Source data:
[Start of section]

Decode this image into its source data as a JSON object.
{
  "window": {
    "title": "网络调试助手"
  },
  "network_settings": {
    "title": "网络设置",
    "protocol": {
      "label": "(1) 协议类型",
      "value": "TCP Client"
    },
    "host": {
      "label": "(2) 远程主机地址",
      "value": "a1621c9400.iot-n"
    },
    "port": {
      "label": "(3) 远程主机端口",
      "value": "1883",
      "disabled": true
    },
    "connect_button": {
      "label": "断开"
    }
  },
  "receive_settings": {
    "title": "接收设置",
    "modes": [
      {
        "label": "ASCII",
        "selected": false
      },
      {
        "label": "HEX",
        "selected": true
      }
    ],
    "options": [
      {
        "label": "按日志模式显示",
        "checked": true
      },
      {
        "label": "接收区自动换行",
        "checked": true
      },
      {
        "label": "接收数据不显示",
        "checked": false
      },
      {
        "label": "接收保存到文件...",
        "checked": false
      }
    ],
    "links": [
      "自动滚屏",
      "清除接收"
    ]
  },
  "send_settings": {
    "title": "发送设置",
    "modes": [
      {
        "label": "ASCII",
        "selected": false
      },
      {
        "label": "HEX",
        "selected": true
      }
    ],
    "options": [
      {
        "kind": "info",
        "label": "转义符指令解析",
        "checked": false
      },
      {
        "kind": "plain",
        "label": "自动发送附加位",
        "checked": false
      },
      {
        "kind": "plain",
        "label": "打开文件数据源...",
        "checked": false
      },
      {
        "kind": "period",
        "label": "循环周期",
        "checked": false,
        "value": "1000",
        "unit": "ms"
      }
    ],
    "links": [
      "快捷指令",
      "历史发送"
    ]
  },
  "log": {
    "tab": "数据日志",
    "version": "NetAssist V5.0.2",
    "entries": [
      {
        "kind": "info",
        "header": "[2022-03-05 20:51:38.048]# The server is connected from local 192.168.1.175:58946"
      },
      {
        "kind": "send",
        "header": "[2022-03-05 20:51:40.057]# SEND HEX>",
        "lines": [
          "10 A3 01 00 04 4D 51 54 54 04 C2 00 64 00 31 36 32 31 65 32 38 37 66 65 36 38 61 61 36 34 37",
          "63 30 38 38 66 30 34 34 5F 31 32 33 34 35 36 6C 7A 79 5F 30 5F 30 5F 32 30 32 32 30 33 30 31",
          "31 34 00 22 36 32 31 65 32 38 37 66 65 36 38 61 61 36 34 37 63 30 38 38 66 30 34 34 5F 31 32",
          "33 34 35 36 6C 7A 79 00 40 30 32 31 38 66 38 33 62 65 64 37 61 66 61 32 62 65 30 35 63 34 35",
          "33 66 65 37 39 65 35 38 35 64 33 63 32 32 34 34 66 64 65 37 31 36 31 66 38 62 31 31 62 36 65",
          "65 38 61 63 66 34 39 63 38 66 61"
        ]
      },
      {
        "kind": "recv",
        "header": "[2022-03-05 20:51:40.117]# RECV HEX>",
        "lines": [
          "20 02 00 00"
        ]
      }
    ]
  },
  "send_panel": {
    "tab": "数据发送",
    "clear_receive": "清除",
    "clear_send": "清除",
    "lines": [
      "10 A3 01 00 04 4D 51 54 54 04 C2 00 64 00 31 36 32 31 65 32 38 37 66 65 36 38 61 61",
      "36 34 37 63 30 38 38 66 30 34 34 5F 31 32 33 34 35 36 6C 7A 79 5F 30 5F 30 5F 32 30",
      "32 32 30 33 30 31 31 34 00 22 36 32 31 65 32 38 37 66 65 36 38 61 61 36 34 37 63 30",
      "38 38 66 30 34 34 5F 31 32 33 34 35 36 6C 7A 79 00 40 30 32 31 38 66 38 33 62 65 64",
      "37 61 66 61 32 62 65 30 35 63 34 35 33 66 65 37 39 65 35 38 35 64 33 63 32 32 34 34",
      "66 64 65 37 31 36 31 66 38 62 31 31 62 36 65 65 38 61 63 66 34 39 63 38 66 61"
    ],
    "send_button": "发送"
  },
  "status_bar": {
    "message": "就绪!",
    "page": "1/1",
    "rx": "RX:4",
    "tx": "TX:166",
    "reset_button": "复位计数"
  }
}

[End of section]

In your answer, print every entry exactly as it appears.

__Expected answer__
Decode this image into its source data as a JSON object.
{
  "window": {
    "title": "网络调试助手"
  },
  "network_settings": {
    "title": "网络设置",
    "protocol": {
      "label": "(1) 协议类型",
      "value": "TCP Client"
    },
    "host": {
      "label": "(2) 远程主机地址",
      "value": "a1621c9400.iot-n"
    },
    "port": {
      "label": "(3) 远程主机端口",
      "value": "1883",
      "disabled": true
    },
    "connect_button": {
      "label": "断开"
    }
  },
  "receive_settings": {
    "title": "接收设置",
    "modes": [
      {
        "label": "ASCII",
        "selected": false
      },
      {
        "label": "HEX",
        "selected": true
      }
    ],
    "options": [
      {
        "label": "按日志模式显示",
        "checked": true
      },
      {
        "label": "接收区自动换行",
        "checked": true
      },
      {
        "label": "接收数据不显示",
        "checked": false
      },
      {
        "label": "接收保存到文件...",
        "checked": false
      }
    ],
    "links": [
      "自动滚屏",
      "清除接收"
    ]
  },
  "send_settings": {
    "title": "发送设置",
    "modes": [
      {
        "label": "ASCII",
        "selected": false
      },
      {
        "label": "HEX",
        "selected": true
      }
    ],
    "options": [
      {
        "kind": "info",
        "label": "转义符指令解析",
        "checked": false
      },
      {
        "kind": "plain",
        "label": "自动发送附加位",
        "checked": false
      },
      {
        "kind": "plain",
        "label": "打开文件数据源...",
        "checked": false
      },
      {
        "kind": "period",
        "label": "循环周期",
        "checked": false,
        "value": "1000",
        "unit": "ms"
      }
    ],
    "links": [
      "快捷指令",
      "历史发送"
    ]
  },
  "log": {
    "tab": "数据日志",
    "version": "NetAssist V5.0.2",
    "entries": [
      {
        "kind": "info",
        "header": "[2022-03-05 20:51:38.048]# The server is connected from local 192.168.1.175:58946"
      },
      {
        "kind": "send",
        "header": "[2022-03-05 20:51:40.057]# SEND HEX>",
        "lines": [
          "10 A3 01 00 04 4D 51 54 54 04 C2 00 64 00 31 36 32 31 65 32 38 37 66 65 36 38 61 61 36 34 37",
          "63 30 38 38 66 30 34 34 5F 31 32 33 34 35 36 6C 7A 79 5F 30 5F 30 5F 32 30 32 32 30 33 30 31",
          "31 34 00 22 36 32 31 65 32 38 37 66 65 36 38 61 61 36 34 37 63 30 38 38 66 30 34 34 5F 31 32",
          "33 34 35 36 6C 7A 79 00 40 30 32 31 38 66 38 33 62 65 64 37 61 66 61 32 62 65 30 35 63 34 35",
          "33 66 65 37 39 65 35 38 35 64 33 63 32 32 34 34 66 64 65 37 31 36 31 66 38 62 31 31 62 36 65",
          "65 38 61 63 66 34 39 63 38 66 61"
        ]
      },
      {
        "kind": "recv",
        "header": "[2022-03-05 20:51:40.117]# RECV HEX>",
        "lines": [
          "20 02 00 00"
        ]
      }
    ]
  },
  "send_panel": {
    "tab": "数据发送",
    "clear_receive": "清除",
    "clear_send": "清除",
    "lines": [
      "10 A3 01 00 04 4D 51 54 54 04 C2 00 64 00 31 36 32 31 65 32 38 37 66 65 36 38 61 61",
      "36 34 37 63 30 38 38 66 30 34 34 5F 31 32 33 34 35 36 6C 7A 79 5F 30 5F 30 5F 32 30",
      "32 32 30 33 30 31 31 34 00 22 36 32 31 65 32 38 37 66 65 36 38 61 61 36 34 37 63 30",
      "38 38 66 30 34 34 5F 31 32 33 34 35 36 6C 7A 79 00 40 30 32 31 38 66 38 33 62 65 64",
      "37 61 66 61 32 62 65 30 35 63 34 35 33 66 65 37 39 65 35 38 35 64 33 63 32 32 34 34",
      "66 64 65 37 31 36 31 66 38 62 31 31 62 36 65 65 38 61 63 66 34 39 63 38 66 61"
    ],
    "send_button": "发送"
  },
  "status_bar": {
    "message": "就绪!",
    "page": "1/1",
    "rx": "RX:4",
    "tx": "TX:166",
    "reset_button": "复位计数"
  }
}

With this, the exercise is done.